This was the easiest portion of the Data Driven Dialogue, I believe in part because it’s typically our first reaction when we see data. We honored the rule of No Judgement during this session, and teachers were able to gain some valuable insights both from their own observations and those of their colleagues. By ensuring that we were in a “safe” place to share, teachers were able to see more clearly and objectively some of the root causes of the data, as well as instances where they needed to know more. We were even able to evaluate some of our teaching practices, and come up with action plans for the next benchmark period.

Our plan is to use this protocol during our bi-weekly grade level meetings and after school-wide benchmark tests for the remainder of the year. My expectation is that we will begin to have rich, meaningful conversations that will evolve into strategic plans to drive student success.

Happy Teaching!

One of Those Days…

Image     Today I did (another)  one of those things that makes me question my abilities as a Tech Specialist.  Typically, it’s small stuff, like mentioning an item in an email and then forgetting to attach the item, or drawing a total blank when asked how to fix a problem that occurs on a daily basis and that I’ve fixed at least a hundred times.

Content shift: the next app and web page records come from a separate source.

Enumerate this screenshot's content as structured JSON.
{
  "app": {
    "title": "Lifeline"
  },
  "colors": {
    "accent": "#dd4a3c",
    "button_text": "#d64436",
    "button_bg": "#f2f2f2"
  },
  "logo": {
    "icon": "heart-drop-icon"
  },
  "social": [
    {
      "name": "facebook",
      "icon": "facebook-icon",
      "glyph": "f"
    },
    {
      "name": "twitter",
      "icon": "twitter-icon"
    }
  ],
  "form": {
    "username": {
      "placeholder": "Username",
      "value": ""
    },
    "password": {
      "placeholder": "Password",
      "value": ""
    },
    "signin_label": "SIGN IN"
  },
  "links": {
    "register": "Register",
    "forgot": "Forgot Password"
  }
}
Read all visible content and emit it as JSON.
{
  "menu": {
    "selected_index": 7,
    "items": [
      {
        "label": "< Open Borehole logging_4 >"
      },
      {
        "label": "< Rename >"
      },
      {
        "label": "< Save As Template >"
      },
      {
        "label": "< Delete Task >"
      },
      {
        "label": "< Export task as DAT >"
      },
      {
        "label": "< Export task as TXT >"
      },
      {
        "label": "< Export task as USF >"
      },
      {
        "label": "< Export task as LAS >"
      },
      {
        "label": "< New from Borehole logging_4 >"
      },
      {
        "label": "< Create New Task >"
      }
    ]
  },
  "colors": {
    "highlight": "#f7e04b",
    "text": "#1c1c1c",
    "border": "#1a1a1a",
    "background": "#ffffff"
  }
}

But today’s blunder took the cake.  While making modifications to a list I created for teachers on our portal using Sharepoint 2010 – my favorite program (read I HATE this program!!!),  – I forgot that the Alert feature was enabled.  So, as I worked with a colleague to modify the existing list, I inadvertently sent out emails to all those receiving the alerts for every single item on the list – a whopping 170+ emails!  I probably wouldn’t have even noticed this until tomorrow since I wasn’t really checking emails today, except when I picked up my iPhone, I had 170 new messages!  Imagine my chagrin when, after muttering not so nice words about the culprit of these emails, I realized it was me!  I hastily sent out an apology email to all my coworkers – again, nice work Tech Specialist!  Many of them bounced back because the recipient’s mailboxes were full.

Oops!

Happy Teaching!